Records supplied:
· · · · · · ·

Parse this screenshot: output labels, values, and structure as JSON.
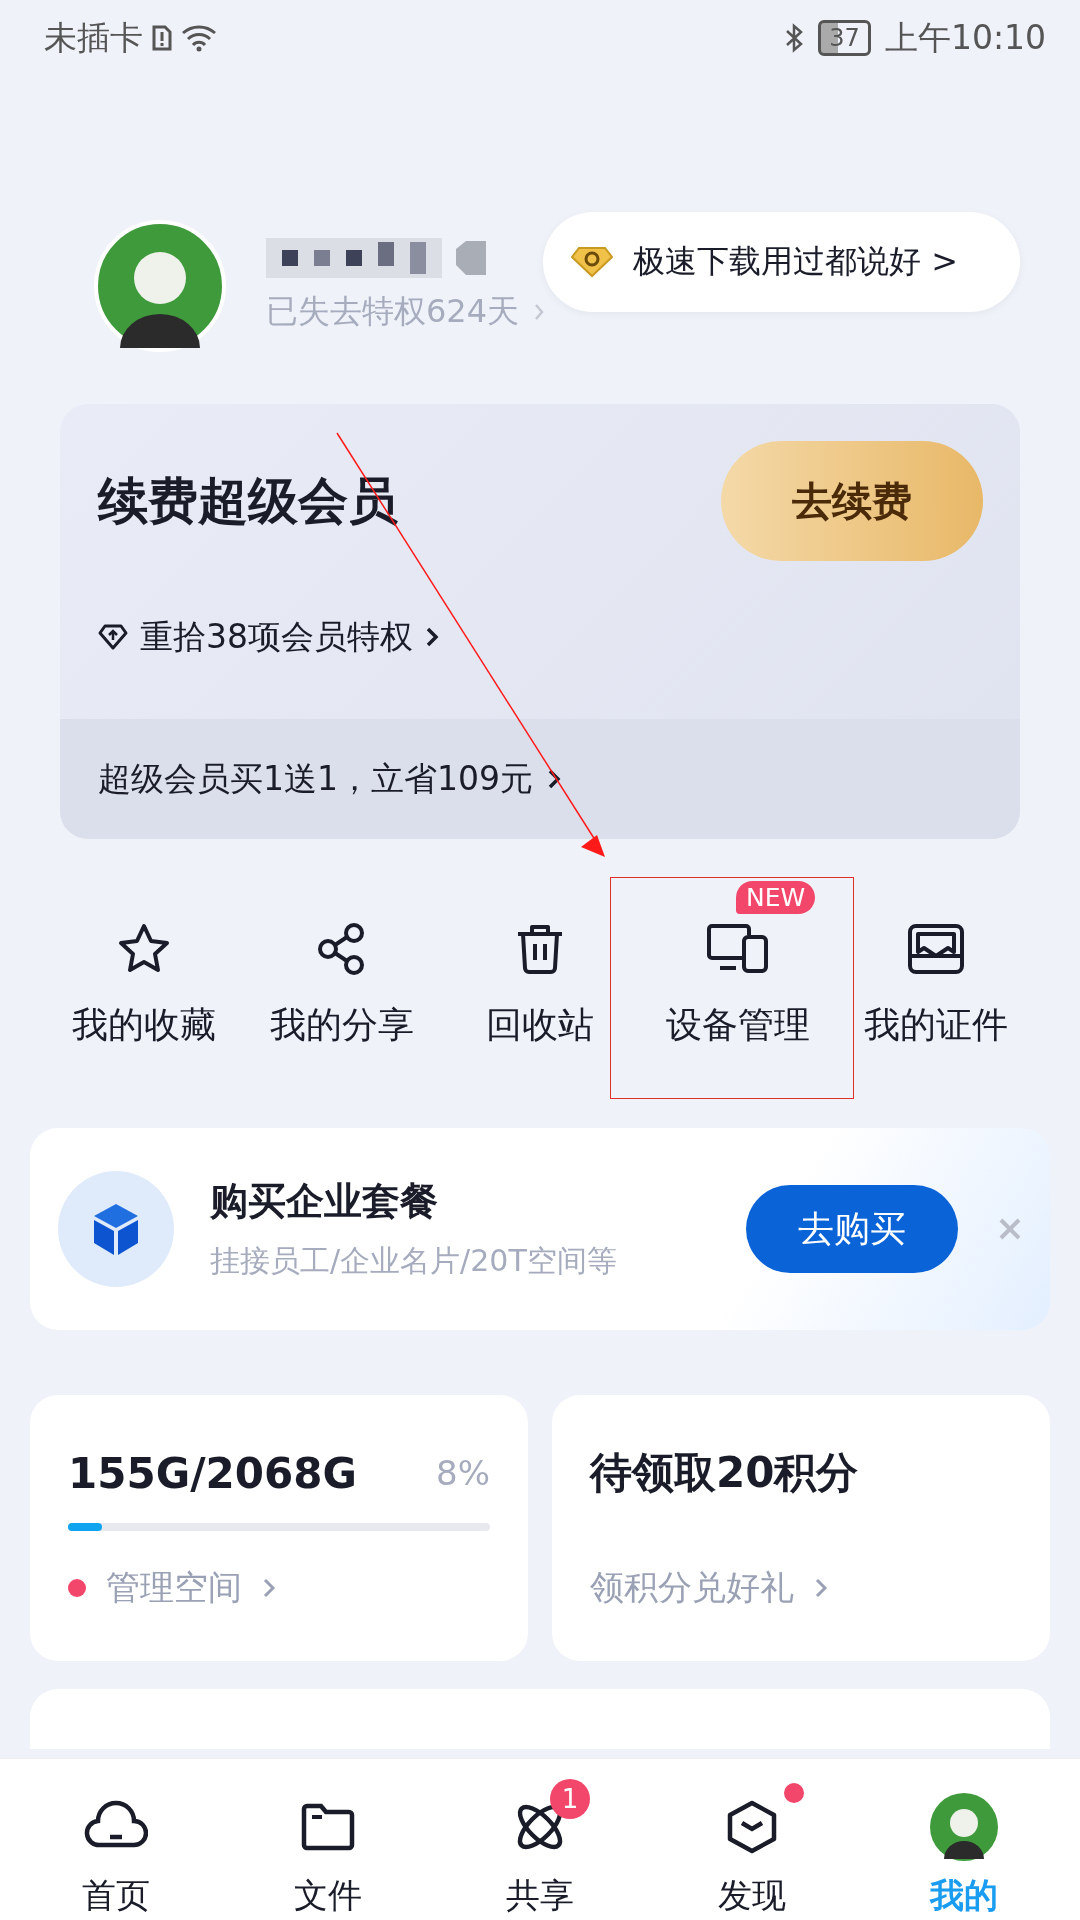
{
  "status_bar": {
    "carrier": "未插卡",
    "battery": "37",
    "time": "上午10:10"
  },
  "profile": {
    "privilege_note": "已失去特权624天",
    "tooltip": "极速下载用过都说好 >"
  },
  "vip_card": {
    "title": "续费超级会员",
    "button": "去续费",
    "perks": "重拾38项会员特权",
    "promo": "超级会员买1送1，立省109元"
  },
  "shortcuts": [
    {
      "kind": "star",
      "label": "我的收藏"
    },
    {
      "kind": "share",
      "label": "我的分享"
    },
    {
      "kind": "trash",
      "label": "回收站"
    },
    {
      "kind": "devices",
      "label": "设备管理",
      "badge": "NEW"
    },
    {
      "kind": "id",
      "label": "我的证件"
    }
  ],
  "enterprise": {
    "title": "购买企业套餐",
    "subtitle": "挂接员工/企业名片/20T空间等",
    "button": "去购买"
  },
  "storage": {
    "usage": "155G/2068G",
    "percent": "8%",
    "level": 0.08,
    "link": "管理空间"
  },
  "points": {
    "title": "待领取20积分",
    "link": "领积分兑好礼"
  },
  "nav": [
    {
      "kind": "cloud",
      "label": "首页",
      "selected": false
    },
    {
      "kind": "folder",
      "label": "文件",
      "selected": false
    },
    {
      "kind": "atom",
      "label": "共享",
      "selected": false,
      "badge": "1"
    },
    {
      "kind": "cube",
      "label": "发现",
      "selected": false,
      "dot": true
    },
    {
      "kind": "avatar",
      "label": "我的",
      "selected": true
    }
  ]
}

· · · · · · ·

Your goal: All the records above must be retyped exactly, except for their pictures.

Reply to the exercise:
Parse this screenshot: output labels, values, and structure as JSON.
{
  "status_bar": {
    "carrier": "未插卡",
    "battery": "37",
    "time": "上午10:10"
  },
  "profile": {
    "privilege_note": "已失去特权624天",
    "tooltip": "极速下载用过都说好 >"
  },
  "vip_card": {
    "title": "续费超级会员",
    "button": "去续费",
    "perks": "重拾38项会员特权",
    "promo": "超级会员买1送1，立省109元"
  },
  "shortcuts": [
    {
      "kind": "star",
      "label": "我的收藏"
    },
    {
      "kind": "share",
      "label": "我的分享"
    },
    {
      "kind": "trash",
      "label": "回收站"
    },
    {
      "kind": "devices",
      "label": "设备管理",
      "badge": "NEW"
    },
    {
      "kind": "id",
      "label": "我的证件"
    }
  ],
  "enterprise": {
    "title": "购买企业套餐",
    "subtitle": "挂接员工/企业名片/20T空间等",
    "button": "去购买"
  },
  "storage": {
    "usage": "155G/2068G",
    "percent": "8%",
    "level": 0.08,
    "link": "管理空间"
  },
  "points": {
    "title": "待领取20积分",
    "link": "领积分兑好礼"
  },
  "nav": [
    {
      "kind": "cloud",
      "label": "首页",
      "selected": false
    },
    {
      "kind": "folder",
      "label": "文件",
      "selected": false
    },
    {
      "kind": "atom",
      "label": "共享",
      "selected": false,
      "badge": "1"
    },
    {
      "kind": "cube",
      "label": "发现",
      "selected": false,
      "dot": true
    },
    {
      "kind": "avatar",
      "label": "我的",
      "selected": true
    }
  ]
}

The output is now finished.